◆ TASK TO CARRY OUT
Every line holding "data" should be copied from the records below.
═══ MATERIAL PROVIDED ═══
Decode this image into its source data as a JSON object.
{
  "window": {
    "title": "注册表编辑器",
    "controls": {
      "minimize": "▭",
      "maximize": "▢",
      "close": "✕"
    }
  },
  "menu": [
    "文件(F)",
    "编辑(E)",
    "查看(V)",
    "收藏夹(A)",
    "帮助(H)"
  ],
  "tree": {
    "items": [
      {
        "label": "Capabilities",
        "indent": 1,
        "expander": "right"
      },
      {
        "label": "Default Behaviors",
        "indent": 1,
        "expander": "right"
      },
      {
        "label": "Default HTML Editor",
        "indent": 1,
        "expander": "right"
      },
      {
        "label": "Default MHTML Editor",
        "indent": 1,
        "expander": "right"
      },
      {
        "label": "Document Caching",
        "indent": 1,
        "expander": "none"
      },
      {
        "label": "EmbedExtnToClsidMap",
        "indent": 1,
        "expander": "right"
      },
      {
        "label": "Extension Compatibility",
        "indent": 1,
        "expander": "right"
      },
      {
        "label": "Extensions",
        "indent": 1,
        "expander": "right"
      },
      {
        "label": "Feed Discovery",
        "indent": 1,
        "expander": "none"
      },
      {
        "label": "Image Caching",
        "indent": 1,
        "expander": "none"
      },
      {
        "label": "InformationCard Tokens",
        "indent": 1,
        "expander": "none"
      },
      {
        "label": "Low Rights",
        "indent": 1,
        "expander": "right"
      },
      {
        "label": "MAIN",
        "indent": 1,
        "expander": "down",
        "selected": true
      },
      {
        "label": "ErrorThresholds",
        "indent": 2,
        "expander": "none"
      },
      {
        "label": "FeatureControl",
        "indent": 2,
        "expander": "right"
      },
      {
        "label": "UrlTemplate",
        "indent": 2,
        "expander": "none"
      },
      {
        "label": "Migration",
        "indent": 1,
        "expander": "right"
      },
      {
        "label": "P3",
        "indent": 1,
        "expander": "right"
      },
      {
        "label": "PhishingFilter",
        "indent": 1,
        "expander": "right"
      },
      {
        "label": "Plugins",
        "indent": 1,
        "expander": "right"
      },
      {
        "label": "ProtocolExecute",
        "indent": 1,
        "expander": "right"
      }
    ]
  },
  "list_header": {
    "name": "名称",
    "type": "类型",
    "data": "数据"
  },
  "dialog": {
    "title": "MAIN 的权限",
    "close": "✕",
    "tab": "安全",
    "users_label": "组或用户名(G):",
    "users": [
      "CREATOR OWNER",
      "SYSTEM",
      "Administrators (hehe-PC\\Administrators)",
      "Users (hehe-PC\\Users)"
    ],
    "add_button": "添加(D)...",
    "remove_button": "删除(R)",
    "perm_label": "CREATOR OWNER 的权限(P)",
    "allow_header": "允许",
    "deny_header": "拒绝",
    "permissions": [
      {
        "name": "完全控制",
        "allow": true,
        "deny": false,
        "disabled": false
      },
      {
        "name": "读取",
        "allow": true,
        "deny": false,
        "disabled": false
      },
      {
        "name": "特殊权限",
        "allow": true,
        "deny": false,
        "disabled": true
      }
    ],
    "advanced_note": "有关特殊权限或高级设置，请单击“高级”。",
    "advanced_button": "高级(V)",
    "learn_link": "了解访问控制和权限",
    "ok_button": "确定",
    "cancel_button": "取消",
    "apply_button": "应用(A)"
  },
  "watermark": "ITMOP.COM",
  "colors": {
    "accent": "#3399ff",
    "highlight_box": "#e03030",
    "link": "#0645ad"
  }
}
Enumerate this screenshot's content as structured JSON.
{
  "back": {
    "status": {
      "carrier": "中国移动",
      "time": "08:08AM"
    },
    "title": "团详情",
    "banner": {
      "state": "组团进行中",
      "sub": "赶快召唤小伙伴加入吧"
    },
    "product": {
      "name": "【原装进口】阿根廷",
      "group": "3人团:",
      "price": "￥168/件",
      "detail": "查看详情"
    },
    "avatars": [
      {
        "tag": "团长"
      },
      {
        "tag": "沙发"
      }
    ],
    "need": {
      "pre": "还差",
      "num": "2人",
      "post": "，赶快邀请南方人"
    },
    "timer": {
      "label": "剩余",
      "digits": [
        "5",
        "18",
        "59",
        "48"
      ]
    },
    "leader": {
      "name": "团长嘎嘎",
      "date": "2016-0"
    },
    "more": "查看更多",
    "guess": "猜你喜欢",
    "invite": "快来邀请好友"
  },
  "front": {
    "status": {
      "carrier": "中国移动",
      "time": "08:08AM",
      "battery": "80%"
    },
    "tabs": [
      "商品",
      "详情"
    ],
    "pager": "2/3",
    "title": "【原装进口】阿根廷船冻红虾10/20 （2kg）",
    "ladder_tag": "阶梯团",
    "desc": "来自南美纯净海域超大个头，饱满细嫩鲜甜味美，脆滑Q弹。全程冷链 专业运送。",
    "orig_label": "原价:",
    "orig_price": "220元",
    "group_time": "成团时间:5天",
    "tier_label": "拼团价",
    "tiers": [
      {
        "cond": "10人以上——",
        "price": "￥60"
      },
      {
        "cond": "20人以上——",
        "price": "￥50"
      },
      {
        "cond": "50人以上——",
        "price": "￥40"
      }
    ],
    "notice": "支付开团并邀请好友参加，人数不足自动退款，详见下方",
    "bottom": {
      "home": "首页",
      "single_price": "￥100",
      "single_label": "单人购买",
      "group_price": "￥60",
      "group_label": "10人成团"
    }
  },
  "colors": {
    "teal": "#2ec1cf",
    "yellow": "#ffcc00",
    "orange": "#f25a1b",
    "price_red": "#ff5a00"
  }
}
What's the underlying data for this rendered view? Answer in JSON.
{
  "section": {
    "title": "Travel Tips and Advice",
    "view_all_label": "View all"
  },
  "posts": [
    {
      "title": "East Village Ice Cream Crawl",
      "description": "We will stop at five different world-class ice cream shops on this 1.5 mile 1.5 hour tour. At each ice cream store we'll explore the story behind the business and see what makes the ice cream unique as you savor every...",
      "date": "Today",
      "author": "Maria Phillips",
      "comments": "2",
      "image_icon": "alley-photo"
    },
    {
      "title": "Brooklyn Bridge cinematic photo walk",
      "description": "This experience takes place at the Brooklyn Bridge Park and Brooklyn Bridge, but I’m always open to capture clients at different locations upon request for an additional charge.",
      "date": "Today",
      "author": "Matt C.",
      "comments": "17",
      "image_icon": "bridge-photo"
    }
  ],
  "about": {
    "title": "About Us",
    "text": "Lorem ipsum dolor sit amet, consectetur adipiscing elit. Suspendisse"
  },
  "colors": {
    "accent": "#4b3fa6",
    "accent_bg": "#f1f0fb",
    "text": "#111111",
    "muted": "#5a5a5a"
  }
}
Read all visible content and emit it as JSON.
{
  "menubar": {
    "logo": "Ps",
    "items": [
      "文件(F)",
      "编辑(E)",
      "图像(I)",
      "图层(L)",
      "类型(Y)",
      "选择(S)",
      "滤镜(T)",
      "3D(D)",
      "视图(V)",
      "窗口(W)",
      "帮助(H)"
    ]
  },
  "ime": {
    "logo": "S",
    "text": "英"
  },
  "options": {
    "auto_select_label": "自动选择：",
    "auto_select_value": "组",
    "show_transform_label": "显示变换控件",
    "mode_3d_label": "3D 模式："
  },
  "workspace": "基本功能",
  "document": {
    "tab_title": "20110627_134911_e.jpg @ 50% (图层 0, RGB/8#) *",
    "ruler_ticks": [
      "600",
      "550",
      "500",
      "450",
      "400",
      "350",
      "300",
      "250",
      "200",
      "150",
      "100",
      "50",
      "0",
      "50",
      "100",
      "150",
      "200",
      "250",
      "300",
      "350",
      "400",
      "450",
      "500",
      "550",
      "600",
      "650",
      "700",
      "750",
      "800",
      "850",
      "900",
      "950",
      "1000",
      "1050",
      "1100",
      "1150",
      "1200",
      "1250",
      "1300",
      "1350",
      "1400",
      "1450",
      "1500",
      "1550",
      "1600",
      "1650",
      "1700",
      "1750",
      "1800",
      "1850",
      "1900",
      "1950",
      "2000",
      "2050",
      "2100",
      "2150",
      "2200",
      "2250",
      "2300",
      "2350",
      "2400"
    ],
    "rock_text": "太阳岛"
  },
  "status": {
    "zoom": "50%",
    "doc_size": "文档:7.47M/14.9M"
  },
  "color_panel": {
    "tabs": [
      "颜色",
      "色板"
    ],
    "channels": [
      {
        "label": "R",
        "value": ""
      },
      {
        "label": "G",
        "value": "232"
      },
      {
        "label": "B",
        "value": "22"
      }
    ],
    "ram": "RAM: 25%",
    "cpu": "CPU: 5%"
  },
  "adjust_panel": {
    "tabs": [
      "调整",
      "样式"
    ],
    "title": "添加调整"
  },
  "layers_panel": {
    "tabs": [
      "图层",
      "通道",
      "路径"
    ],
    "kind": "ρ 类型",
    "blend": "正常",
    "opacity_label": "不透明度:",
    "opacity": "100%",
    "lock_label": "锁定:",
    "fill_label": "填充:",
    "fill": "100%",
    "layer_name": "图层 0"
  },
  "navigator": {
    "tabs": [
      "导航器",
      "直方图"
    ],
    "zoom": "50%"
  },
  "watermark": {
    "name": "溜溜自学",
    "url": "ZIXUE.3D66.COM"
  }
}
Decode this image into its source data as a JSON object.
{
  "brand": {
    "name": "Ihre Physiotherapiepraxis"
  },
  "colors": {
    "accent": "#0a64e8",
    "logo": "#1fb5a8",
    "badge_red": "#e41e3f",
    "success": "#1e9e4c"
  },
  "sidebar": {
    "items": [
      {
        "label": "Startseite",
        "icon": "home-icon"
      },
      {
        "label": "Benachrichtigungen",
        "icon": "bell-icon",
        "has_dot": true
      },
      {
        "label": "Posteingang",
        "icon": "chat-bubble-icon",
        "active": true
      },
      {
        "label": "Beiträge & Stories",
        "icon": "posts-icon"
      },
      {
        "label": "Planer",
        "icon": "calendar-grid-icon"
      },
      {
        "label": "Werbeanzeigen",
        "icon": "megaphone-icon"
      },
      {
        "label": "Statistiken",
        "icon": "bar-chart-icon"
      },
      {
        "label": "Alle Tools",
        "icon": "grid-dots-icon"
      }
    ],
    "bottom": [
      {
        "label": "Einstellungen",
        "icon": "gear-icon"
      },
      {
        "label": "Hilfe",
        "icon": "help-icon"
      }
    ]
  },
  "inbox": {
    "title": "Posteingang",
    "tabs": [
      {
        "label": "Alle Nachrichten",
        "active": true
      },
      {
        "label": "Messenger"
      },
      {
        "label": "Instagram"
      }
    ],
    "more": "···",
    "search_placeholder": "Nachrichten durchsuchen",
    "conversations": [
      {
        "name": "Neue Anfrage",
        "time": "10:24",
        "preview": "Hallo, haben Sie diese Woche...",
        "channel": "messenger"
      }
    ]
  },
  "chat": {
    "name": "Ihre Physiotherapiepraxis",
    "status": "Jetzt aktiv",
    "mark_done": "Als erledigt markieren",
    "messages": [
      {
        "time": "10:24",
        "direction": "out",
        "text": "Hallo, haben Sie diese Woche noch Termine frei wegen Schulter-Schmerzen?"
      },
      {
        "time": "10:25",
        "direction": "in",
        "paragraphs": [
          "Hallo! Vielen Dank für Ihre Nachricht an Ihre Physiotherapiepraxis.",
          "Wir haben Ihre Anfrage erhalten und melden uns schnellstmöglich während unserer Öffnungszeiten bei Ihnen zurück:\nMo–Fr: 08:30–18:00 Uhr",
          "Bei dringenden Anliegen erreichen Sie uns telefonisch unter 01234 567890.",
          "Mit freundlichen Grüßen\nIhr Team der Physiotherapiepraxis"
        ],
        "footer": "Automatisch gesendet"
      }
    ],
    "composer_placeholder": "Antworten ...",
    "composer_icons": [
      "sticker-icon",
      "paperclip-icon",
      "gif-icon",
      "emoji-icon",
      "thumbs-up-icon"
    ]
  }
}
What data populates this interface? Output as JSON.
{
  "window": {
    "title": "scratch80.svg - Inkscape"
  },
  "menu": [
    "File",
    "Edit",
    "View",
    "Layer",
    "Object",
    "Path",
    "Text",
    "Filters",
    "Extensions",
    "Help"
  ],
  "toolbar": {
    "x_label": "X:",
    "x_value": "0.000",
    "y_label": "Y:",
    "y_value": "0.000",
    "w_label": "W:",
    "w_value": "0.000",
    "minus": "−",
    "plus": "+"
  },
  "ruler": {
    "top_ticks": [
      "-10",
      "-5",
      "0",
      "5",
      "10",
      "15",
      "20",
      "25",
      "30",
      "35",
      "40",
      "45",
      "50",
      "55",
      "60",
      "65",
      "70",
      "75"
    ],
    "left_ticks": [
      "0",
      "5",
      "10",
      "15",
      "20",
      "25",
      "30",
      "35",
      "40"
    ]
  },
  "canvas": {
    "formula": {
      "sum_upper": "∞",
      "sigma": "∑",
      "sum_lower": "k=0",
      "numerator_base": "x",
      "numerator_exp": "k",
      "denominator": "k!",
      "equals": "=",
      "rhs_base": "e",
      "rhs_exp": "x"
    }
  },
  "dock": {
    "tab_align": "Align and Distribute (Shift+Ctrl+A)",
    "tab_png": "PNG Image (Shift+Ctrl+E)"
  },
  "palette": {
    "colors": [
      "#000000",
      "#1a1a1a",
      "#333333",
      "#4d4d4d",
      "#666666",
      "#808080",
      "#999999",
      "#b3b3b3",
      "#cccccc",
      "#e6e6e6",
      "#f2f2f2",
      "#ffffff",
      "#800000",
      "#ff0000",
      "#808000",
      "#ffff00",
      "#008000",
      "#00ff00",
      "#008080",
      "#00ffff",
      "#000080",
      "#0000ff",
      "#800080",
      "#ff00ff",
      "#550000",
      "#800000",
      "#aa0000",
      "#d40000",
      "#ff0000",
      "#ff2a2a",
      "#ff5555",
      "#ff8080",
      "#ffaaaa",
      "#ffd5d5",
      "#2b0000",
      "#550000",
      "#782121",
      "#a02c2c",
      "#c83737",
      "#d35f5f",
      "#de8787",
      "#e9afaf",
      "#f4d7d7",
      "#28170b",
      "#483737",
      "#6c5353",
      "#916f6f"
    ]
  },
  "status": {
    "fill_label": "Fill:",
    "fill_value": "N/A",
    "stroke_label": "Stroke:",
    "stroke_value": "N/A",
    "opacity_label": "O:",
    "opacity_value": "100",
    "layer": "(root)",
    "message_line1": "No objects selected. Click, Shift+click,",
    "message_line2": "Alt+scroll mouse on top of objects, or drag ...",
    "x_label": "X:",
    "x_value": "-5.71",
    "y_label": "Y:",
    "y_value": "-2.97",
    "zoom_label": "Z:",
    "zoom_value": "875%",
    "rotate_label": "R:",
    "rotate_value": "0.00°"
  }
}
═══
◆ ANSWER SPACE
Decode this image into its source data as a JSON object.
    "data": "数据"
What's the underlying data for this rendered view? Answer in JSON.
Decode this image into its source data as a JSON object.
What data populates this interface? Output as JSON.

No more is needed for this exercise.